WHAT NEEDS TO BE DONE:
Going line by line through the records below, count those with the word "type" and give only the count.

Element data from apps and pages
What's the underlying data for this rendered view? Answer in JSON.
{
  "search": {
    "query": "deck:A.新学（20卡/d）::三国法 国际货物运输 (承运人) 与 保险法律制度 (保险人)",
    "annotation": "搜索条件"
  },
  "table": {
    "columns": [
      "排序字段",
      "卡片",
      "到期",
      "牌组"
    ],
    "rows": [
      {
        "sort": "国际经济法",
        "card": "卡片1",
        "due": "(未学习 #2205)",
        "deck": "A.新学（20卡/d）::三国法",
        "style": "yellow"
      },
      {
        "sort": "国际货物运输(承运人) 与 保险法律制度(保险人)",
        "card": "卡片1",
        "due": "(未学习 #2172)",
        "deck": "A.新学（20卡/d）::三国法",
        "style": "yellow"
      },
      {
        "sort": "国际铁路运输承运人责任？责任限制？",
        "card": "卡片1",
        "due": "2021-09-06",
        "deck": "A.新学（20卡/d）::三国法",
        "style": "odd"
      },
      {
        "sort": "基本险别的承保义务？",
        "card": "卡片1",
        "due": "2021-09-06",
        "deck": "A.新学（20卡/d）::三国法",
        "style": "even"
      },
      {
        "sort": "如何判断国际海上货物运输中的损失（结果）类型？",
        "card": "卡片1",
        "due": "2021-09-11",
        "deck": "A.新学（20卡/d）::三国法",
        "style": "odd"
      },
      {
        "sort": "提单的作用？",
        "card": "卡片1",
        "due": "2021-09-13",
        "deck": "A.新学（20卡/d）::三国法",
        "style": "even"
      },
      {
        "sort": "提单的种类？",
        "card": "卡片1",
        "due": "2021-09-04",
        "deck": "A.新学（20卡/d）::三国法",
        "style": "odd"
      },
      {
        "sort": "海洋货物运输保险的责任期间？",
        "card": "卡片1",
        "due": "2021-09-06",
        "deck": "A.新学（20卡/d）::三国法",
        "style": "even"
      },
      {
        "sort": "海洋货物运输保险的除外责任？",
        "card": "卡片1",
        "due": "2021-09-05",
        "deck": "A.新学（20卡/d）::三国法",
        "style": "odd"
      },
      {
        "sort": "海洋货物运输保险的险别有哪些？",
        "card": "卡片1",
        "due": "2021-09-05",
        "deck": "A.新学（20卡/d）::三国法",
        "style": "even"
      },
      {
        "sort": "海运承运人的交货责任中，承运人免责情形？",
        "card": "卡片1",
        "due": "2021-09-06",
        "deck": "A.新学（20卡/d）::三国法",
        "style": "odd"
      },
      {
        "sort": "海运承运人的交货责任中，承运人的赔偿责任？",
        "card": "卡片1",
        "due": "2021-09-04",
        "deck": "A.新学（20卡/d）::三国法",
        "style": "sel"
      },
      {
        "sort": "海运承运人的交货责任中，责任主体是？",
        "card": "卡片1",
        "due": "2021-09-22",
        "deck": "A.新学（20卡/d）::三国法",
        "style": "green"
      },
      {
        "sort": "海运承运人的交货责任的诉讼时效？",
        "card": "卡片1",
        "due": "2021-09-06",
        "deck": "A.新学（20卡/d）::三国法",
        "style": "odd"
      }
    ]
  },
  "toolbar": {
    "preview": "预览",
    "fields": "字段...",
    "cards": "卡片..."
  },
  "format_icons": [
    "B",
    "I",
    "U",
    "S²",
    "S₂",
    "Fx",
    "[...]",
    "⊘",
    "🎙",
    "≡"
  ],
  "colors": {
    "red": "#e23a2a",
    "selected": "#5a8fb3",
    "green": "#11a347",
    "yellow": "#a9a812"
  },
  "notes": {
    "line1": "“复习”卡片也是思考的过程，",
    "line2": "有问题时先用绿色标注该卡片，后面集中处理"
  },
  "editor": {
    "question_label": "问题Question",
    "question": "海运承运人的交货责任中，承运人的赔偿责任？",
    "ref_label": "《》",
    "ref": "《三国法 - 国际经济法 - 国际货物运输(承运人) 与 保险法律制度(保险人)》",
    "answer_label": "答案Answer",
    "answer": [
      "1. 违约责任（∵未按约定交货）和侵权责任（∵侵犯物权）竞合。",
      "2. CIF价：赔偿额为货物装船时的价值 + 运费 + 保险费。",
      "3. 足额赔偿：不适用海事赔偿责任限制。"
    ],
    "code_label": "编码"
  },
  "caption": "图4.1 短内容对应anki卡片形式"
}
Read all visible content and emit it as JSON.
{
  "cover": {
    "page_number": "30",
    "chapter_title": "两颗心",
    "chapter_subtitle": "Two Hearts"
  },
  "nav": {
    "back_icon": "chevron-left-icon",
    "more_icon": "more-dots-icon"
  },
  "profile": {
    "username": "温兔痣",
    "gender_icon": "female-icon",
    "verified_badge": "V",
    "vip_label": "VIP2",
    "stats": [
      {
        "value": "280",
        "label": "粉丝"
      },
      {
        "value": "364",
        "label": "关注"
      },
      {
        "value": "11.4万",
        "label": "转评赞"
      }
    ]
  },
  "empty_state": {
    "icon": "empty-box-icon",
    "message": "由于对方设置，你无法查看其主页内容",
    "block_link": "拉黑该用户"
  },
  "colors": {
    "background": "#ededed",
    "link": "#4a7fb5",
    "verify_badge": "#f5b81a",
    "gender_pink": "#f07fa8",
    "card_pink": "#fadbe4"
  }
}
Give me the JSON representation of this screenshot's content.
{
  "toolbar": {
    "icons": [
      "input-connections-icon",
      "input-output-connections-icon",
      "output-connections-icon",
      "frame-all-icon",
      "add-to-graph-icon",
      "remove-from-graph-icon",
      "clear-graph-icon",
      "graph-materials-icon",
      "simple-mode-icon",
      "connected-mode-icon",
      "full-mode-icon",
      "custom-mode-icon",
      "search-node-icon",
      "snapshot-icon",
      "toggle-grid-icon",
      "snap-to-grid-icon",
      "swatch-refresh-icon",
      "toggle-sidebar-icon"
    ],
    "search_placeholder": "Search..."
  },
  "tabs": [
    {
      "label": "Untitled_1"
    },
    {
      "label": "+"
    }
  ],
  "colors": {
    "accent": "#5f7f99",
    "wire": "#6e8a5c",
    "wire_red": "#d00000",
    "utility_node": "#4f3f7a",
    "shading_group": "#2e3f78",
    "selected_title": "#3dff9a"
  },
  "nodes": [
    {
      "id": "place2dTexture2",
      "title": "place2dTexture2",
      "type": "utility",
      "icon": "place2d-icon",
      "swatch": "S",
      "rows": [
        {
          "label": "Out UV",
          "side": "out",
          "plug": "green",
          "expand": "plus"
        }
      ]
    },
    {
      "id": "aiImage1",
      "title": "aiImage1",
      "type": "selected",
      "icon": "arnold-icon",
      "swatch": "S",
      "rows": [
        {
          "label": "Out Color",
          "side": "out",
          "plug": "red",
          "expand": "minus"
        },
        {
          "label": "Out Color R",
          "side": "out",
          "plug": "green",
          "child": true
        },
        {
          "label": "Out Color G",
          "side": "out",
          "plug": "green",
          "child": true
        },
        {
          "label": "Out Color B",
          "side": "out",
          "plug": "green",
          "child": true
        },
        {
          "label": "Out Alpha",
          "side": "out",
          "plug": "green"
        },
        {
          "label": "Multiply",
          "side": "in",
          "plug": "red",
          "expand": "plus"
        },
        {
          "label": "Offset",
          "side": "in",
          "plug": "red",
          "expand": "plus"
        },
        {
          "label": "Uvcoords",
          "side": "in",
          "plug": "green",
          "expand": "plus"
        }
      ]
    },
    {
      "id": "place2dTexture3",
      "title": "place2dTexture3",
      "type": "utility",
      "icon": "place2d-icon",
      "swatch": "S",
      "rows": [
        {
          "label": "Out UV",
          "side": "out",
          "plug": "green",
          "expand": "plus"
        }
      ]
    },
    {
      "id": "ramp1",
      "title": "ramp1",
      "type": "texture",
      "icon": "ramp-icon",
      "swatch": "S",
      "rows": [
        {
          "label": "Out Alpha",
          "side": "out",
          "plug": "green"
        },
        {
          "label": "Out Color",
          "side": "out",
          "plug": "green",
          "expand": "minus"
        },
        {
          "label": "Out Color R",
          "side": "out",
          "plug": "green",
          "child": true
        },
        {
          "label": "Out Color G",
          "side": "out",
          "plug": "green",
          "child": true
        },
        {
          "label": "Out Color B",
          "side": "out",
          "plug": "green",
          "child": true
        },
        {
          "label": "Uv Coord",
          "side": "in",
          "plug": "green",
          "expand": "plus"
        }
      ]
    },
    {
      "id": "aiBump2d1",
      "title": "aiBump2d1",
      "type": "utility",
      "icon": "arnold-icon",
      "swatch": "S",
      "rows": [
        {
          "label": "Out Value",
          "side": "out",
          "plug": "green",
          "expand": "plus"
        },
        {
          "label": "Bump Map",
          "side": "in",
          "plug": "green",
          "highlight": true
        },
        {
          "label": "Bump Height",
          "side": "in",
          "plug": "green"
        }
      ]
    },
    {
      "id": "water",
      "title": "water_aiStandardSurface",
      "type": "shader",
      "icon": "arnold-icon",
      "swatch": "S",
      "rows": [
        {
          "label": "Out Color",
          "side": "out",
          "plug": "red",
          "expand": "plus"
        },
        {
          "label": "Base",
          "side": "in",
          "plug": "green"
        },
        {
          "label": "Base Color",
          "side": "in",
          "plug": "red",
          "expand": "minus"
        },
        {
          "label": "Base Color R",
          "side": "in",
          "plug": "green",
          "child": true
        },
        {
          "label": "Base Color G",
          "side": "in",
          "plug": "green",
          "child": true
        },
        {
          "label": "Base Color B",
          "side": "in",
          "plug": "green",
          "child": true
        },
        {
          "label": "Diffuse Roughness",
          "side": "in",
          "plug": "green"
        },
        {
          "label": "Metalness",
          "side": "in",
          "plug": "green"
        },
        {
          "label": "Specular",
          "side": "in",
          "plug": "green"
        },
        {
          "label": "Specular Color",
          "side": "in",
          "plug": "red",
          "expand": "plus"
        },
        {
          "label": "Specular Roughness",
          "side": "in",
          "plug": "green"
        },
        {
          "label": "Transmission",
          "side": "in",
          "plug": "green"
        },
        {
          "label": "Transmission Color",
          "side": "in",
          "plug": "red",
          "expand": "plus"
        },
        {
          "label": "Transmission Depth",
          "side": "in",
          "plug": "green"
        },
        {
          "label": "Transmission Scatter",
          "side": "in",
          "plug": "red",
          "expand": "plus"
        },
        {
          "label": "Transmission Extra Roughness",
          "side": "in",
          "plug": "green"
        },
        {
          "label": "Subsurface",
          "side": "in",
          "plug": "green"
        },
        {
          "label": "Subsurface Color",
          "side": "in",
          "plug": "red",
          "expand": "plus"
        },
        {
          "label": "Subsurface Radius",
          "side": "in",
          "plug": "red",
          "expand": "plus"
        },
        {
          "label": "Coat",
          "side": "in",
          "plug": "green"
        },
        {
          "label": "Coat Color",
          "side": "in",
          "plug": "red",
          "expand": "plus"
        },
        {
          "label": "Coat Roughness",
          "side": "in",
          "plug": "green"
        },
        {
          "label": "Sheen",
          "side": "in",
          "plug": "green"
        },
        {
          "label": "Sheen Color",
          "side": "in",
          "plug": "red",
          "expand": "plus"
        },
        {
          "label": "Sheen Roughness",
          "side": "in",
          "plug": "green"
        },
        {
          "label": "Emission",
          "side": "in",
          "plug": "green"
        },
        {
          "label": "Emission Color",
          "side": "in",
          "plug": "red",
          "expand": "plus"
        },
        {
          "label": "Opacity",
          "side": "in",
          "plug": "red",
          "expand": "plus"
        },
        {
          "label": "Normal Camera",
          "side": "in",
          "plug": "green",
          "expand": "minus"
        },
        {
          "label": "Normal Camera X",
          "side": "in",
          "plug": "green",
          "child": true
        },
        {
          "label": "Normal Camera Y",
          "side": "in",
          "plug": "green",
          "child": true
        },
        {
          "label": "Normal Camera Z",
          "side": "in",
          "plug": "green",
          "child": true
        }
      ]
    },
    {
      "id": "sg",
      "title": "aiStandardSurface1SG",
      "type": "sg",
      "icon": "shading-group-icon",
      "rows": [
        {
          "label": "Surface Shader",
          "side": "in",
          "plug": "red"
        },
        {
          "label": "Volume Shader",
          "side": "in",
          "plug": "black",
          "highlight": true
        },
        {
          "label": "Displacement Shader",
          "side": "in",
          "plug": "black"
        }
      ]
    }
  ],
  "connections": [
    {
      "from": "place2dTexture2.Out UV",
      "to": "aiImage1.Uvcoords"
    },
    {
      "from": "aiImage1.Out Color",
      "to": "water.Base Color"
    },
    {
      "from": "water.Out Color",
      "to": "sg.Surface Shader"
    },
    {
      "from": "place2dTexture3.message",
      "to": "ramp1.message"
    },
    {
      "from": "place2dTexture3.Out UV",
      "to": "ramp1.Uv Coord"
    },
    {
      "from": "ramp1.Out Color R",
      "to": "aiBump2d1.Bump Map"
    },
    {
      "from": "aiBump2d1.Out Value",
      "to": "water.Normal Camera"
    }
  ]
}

REPLY:
7